■ **PROBLEM STATEMENT**: The lines to copy are those holding the string "name" in the entries below.

■ **DATASET EXTRACT**:
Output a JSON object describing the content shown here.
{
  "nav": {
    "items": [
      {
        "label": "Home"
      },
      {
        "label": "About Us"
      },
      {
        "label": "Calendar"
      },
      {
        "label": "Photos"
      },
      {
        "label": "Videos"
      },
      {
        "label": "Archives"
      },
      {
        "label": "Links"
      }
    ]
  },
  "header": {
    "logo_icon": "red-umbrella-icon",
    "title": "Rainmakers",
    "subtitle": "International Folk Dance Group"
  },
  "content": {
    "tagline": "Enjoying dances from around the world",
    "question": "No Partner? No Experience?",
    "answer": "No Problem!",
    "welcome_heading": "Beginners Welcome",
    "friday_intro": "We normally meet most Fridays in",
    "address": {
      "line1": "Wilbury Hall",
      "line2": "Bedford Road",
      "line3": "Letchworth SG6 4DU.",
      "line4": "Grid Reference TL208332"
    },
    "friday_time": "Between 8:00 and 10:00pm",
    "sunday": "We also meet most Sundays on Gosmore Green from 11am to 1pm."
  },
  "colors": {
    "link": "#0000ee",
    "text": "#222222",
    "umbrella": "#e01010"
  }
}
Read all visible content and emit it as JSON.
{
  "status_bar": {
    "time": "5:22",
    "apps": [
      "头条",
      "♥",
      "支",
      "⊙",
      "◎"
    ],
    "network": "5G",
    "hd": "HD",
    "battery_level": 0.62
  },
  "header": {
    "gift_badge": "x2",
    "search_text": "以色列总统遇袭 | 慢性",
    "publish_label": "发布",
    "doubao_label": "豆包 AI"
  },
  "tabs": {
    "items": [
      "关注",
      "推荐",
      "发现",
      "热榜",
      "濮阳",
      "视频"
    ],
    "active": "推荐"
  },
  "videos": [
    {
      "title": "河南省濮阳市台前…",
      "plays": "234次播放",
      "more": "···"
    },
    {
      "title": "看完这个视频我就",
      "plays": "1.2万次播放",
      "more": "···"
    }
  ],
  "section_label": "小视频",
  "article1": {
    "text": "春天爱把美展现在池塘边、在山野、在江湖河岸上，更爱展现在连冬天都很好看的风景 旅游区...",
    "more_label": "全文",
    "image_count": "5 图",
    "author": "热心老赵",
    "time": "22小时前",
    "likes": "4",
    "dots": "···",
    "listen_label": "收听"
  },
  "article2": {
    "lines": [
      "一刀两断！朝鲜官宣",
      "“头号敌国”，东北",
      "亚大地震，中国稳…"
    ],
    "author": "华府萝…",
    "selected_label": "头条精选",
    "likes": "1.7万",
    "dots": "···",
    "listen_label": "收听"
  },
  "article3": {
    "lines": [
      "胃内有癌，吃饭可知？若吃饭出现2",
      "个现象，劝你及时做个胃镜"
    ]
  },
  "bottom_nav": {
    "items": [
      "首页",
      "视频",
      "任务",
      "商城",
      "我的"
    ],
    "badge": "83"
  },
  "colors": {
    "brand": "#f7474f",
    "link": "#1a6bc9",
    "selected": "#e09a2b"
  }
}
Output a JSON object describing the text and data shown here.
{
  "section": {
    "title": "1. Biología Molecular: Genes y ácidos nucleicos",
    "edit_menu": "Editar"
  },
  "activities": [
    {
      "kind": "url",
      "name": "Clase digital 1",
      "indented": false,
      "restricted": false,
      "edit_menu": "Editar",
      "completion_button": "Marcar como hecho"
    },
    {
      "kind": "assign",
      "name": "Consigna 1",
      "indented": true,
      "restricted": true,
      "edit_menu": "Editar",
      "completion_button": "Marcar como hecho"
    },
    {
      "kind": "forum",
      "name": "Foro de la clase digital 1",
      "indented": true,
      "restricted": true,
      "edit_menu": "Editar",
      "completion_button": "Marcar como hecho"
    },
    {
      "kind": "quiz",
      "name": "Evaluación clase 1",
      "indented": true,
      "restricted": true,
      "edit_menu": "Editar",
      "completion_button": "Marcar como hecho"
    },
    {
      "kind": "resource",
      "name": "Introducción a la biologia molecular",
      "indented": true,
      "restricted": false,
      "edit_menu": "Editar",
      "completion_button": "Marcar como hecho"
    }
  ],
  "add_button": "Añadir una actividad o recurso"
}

■ **RESPONSE AREA**:
      "name": "Clase digital 1",
      "name": "Consigna 1",
      "name": "Foro de la clase digital 1",
      "name": "Evaluación clase 1",
      "name": "Introducción a la biologia molecular",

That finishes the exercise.